One of the first films to be picked up by a distributor when it made its debut at the 2010 Toronto International Film Festival (the rumour is that The Weinstein Company made the $3 million offer 20 minutes into the premiere screening), Dirty Girl is an off beat gem that’s well worth the bidding war it inspired.
Juno Temple (Atonement, Notes on a Scandal) stars as the titular “dirty girl,” Danielle, a young woman who lives with her desperately-trying-to-convert-to-Mormon single mom Sue-Ann (Milla Jovovich) and takes pleasure in being the school bad girl. After pushing her principal too far, she gets placed in the “special kids” class where she’s paired up with closeted loner, Clarke (newcomer Jeremy Dozier), in a class project involving caring for a bag of flour meant to represent a baby.
As the two uneasily adapt to their new defacto family, they get to know one another and begin to bond over their common unhappy home lives: Danielle’s mom is about to marry a blandly nice but way too religious man (William H. Macy) who’s attempting discipline Danielle for her wild child behaviour, and Clarke’s Dad (Dwight Yoakum) is an abusive jerk who regularly tries to bully the gay out of him while his loving but cowed Mother (Mary Steenburgen) stands by and watches. When Clarke discovers the identity of Danielle’s real Dad (Tim McGraw) in an old yearbook, the two decide to set out on a cross country road trip to meet him.
The film, which is set in 1987, features a fantastic soundtrack of authentic hits of the era that really capture the essence of the decade, including 15 tracks by Melissa Manchester, giving the film the feeling of being a musical without actually having the characters break into song.
First-time feature filmmaker Abe Sylvia (he also wrote the film) has done the impossible; he’s created a believable female character that refuses to submit to the typical “bad girl” stereotype so prevalent in movies and on television.
Danielle is both tough and vulnerable; a young woman who likes to try on the skin of adult but also wishes she had more chances to just be a little girl. Despite all her posturing and cynical big talk, she’s actually a dreamer who wants a better life for herself.
Juno Temple is pitch perfect in the role, disappearing into her character’s twangy accent and eye-popping spandex outfits, always using her barbed tongue as a weapon, but slowly peeling away the layers of her well-protected core as the trip takes her closer and closer to the Father who she believes will give her the life she’s always dreamed of.
Jeremy Dozier is believable as a young gay man who’s coming to terms with his sexuality in the spectre of his Father’s intolerance and his Mother’s inability to stand up for him. Away from his family and in the company of the first person to ever stand up for him, he flourishes and begins to find his backbone. Dozier’s portrayal of Clarke’s transformation is heart wrenching and he more than keeps up with the far more experienced actors surrounding him.

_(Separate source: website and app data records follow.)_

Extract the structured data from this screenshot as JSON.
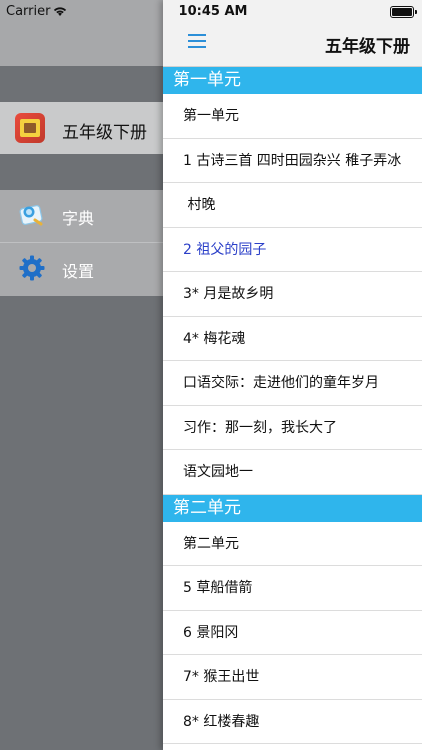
{
  "status": {
    "carrier": "Carrier",
    "time": "10:45 AM"
  },
  "left_menu": {
    "book": "五年级下册",
    "items": [
      {
        "label": "字典",
        "icon": "dictionary-icon"
      },
      {
        "label": "设置",
        "icon": "gear-icon"
      }
    ]
  },
  "header": {
    "title": "五年级下册"
  },
  "sections": [
    {
      "title": "第一单元",
      "rows": [
        "第一单元",
        "1 古诗三首  四时田园杂兴  稚子弄冰",
        " 村晚",
        "2 祖父的园子",
        "3* 月是故乡明",
        "4* 梅花魂",
        "口语交际：走进他们的童年岁月",
        "习作：那一刻，我长大了",
        "语文园地一"
      ]
    },
    {
      "title": "第二单元",
      "rows": [
        "第二单元",
        "5 草船借箭",
        "6 景阳冈",
        "7* 猴王出世",
        "8* 红楼春趣"
      ]
    }
  ],
  "colors": {
    "accent": "#2fb5ec",
    "active_text": "#2b3fc8",
    "nav_icon": "#2c8fd8"
  }
}
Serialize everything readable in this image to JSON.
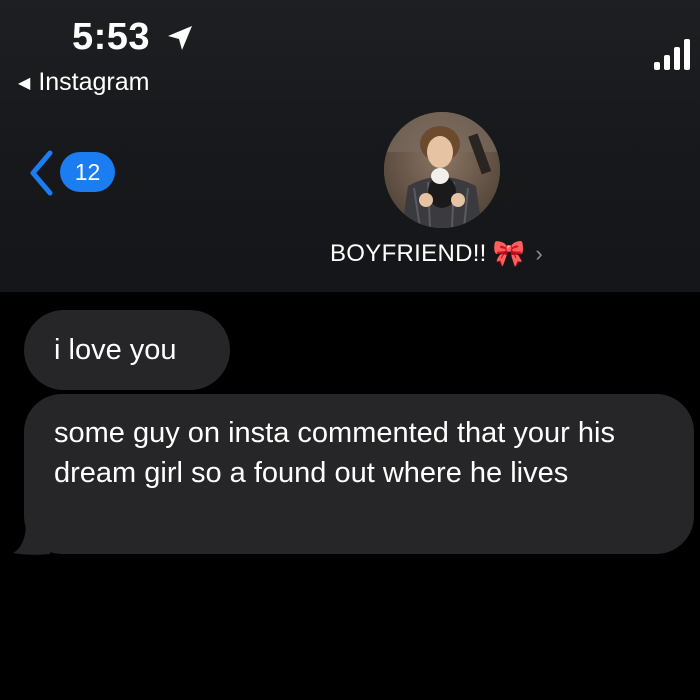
{
  "status_bar": {
    "time": "5:53",
    "location_icon": "location-arrow-icon",
    "signal_icon": "signal-bars-icon",
    "back_to_app_label": "Instagram"
  },
  "header": {
    "unread_count": "12",
    "contact_name": "BOYFRIEND!!",
    "contact_emoji": "🎀",
    "chevron": "›",
    "badge_color": "#1c7cf2"
  },
  "messages": [
    {
      "text": "i love you"
    },
    {
      "text": "some guy on insta commented that your his dream girl so a found out where he lives"
    }
  ]
}
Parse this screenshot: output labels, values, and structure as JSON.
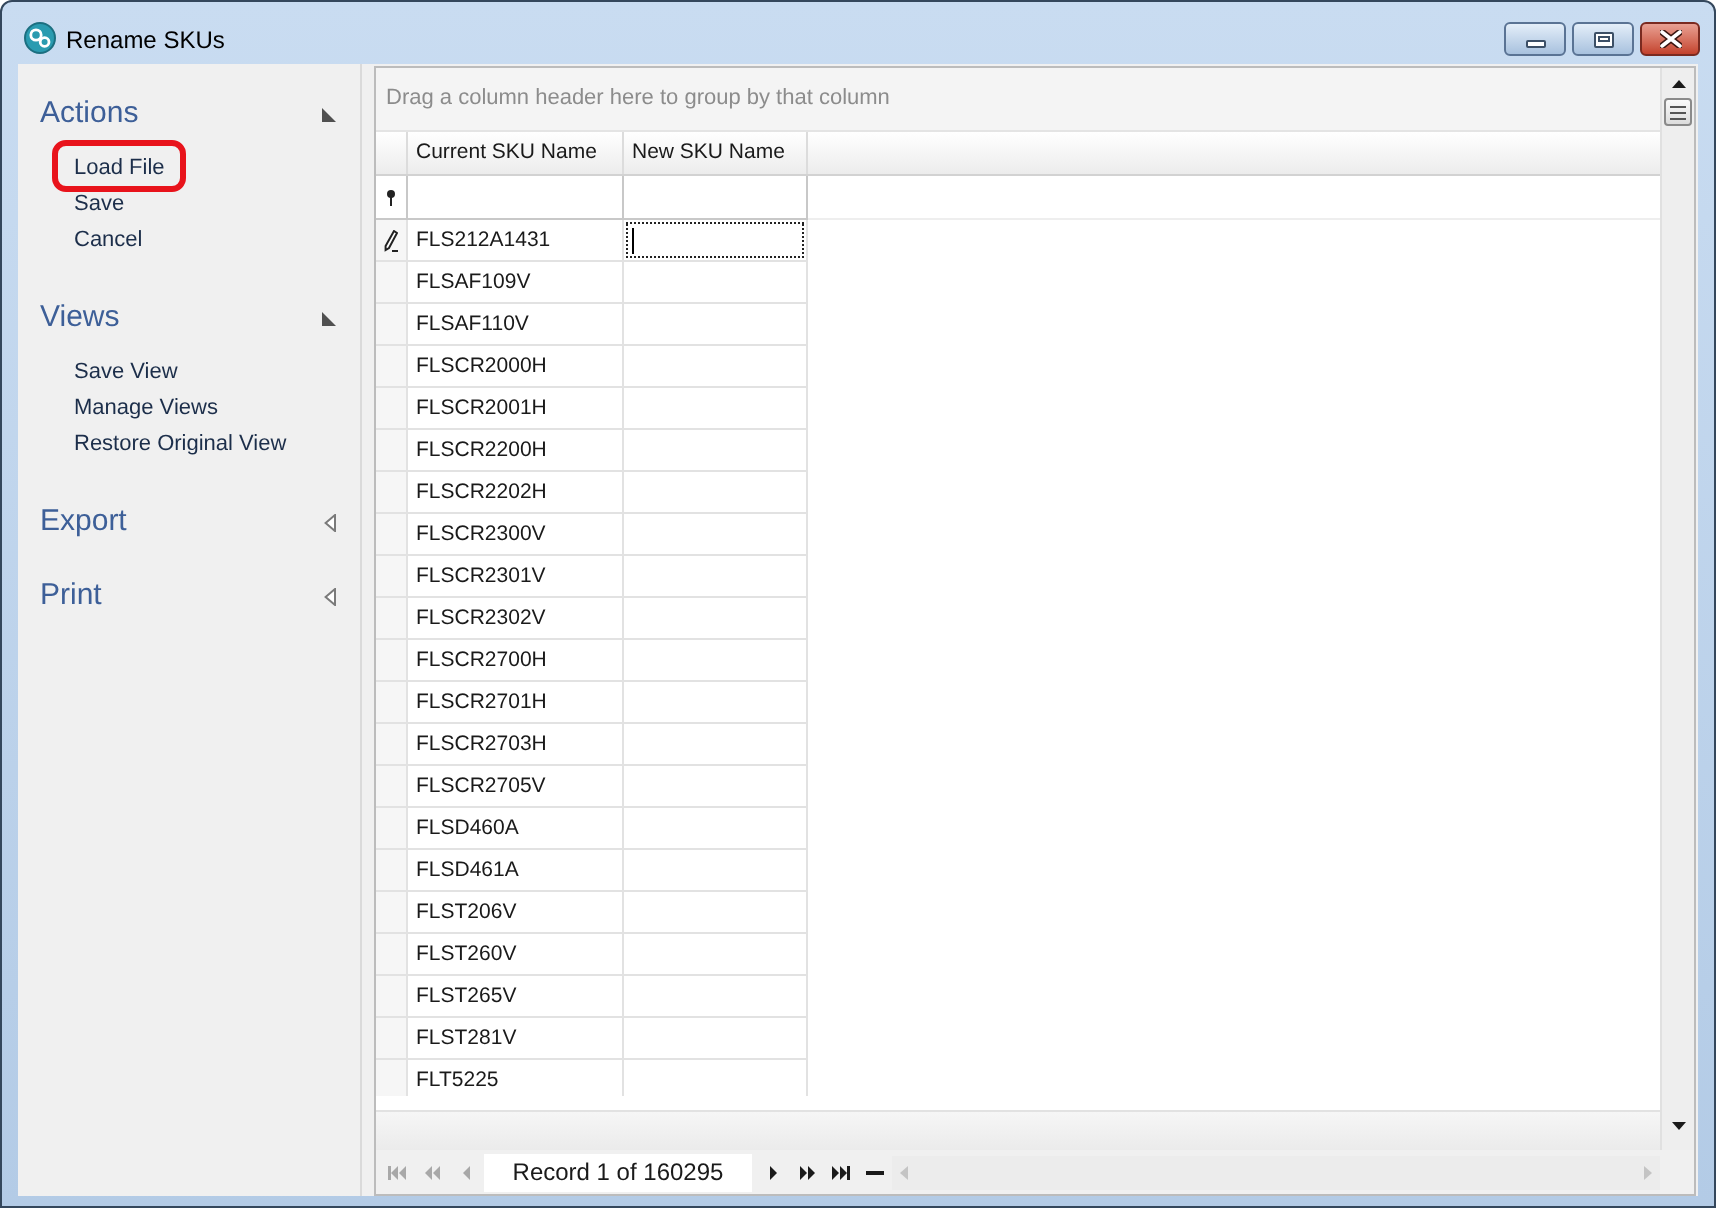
{
  "window": {
    "title": "Rename SKUs"
  },
  "sidebar": {
    "groups": [
      {
        "title": "Actions",
        "expanded": true,
        "items": [
          {
            "label": "Load File",
            "highlighted": true
          },
          {
            "label": "Save",
            "highlighted": false
          },
          {
            "label": "Cancel",
            "highlighted": false
          }
        ]
      },
      {
        "title": "Views",
        "expanded": true,
        "items": [
          {
            "label": "Save View",
            "highlighted": false
          },
          {
            "label": "Manage Views",
            "highlighted": false
          },
          {
            "label": "Restore Original View",
            "highlighted": false
          }
        ]
      },
      {
        "title": "Export",
        "expanded": false
      },
      {
        "title": "Print",
        "expanded": false
      }
    ]
  },
  "grid": {
    "group_panel": {
      "hint": "Drag a column header here to group by that column"
    },
    "columns": [
      {
        "title": "Current SKU Name"
      },
      {
        "title": "New SKU Name"
      }
    ],
    "rows": [
      {
        "current_sku_name": "FLS212A1431",
        "editing": true
      },
      {
        "current_sku_name": "FLSAF109V",
        "editing": false
      },
      {
        "current_sku_name": "FLSAF110V",
        "editing": false
      },
      {
        "current_sku_name": "FLSCR2000H",
        "editing": false
      },
      {
        "current_sku_name": "FLSCR2001H",
        "editing": false
      },
      {
        "current_sku_name": "FLSCR2200H",
        "editing": false
      },
      {
        "current_sku_name": "FLSCR2202H",
        "editing": false
      },
      {
        "current_sku_name": "FLSCR2300V",
        "editing": false
      },
      {
        "current_sku_name": "FLSCR2301V",
        "editing": false
      },
      {
        "current_sku_name": "FLSCR2302V",
        "editing": false
      },
      {
        "current_sku_name": "FLSCR2700H",
        "editing": false
      },
      {
        "current_sku_name": "FLSCR2701H",
        "editing": false
      },
      {
        "current_sku_name": "FLSCR2703H",
        "editing": false
      },
      {
        "current_sku_name": "FLSCR2705V",
        "editing": false
      },
      {
        "current_sku_name": "FLSD460A",
        "editing": false
      },
      {
        "current_sku_name": "FLSD461A",
        "editing": false
      },
      {
        "current_sku_name": "FLST206V",
        "editing": false
      },
      {
        "current_sku_name": "FLST260V",
        "editing": false
      },
      {
        "current_sku_name": "FLST265V",
        "editing": false
      },
      {
        "current_sku_name": "FLST281V",
        "editing": false
      },
      {
        "current_sku_name": "FLT5225",
        "editing": false
      }
    ]
  },
  "navigator": {
    "left_buttons": [
      {
        "kind": "first",
        "disabled": true
      },
      {
        "kind": "prev_page",
        "disabled": true
      },
      {
        "kind": "prev",
        "disabled": true
      }
    ],
    "record_text": "Record 1 of 160295",
    "right_buttons": [
      {
        "kind": "next",
        "disabled": false
      },
      {
        "kind": "next_page",
        "disabled": false
      },
      {
        "kind": "last",
        "disabled": false
      },
      {
        "kind": "remove",
        "disabled": false
      }
    ]
  }
}
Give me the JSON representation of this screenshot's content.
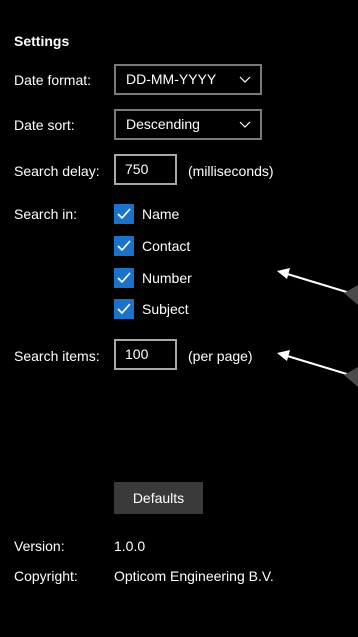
{
  "settings": {
    "title": "Settings",
    "date_format": {
      "label": "Date format:",
      "value": "DD-MM-YYYY",
      "icon": "chevron-down-icon"
    },
    "date_sort": {
      "label": "Date sort:",
      "value": "Descending",
      "icon": "chevron-down-icon"
    },
    "search_delay": {
      "label": "Search delay:",
      "value": "750",
      "unit": "(milliseconds)"
    },
    "search_in": {
      "label": "Search in:",
      "options": [
        {
          "label": "Name",
          "checked": true
        },
        {
          "label": "Contact",
          "checked": true
        },
        {
          "label": "Number",
          "checked": true
        },
        {
          "label": "Subject",
          "checked": true
        }
      ]
    },
    "search_items": {
      "label": "Search items:",
      "value": "100",
      "unit": "(per page)"
    },
    "defaults_button": "Defaults",
    "version": {
      "label": "Version:",
      "value": "1.0.0"
    },
    "copyright": {
      "label": "Copyright:",
      "value": "Opticom Engineering B.V."
    }
  },
  "colors": {
    "background": "#000000",
    "checkbox_fill": "#1a73c9",
    "button_fill": "#3a3a3a",
    "select_border": "#7a7a7a"
  }
}
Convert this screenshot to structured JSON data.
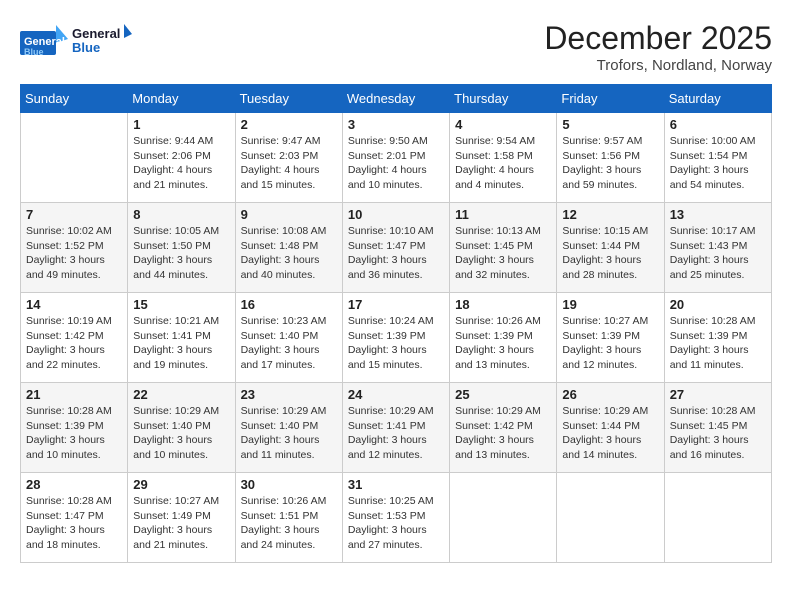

The story mostly hits all of the right notes despite a few missteps in the form of some unruly subplots that slow down the action, but it’s to Sylvia’s credit that he’s able to keep the much-used coming-of-age on a road trip scenario from becoming trite or contrived. He’s managed to create a story that’s a mixture of My So-Called Life and Glee – it’s sweetly funny and heart-warming, but it also feels like it has some real weight, especially when it addresses the types of issues that have recently been thrust into the spotlight by the “It Gets Better” campaign targeted at bullied teens.
This is a period film that still manages to have a timely message; quite the feat for a filmmaker and quite the journey to take as a moviegoer.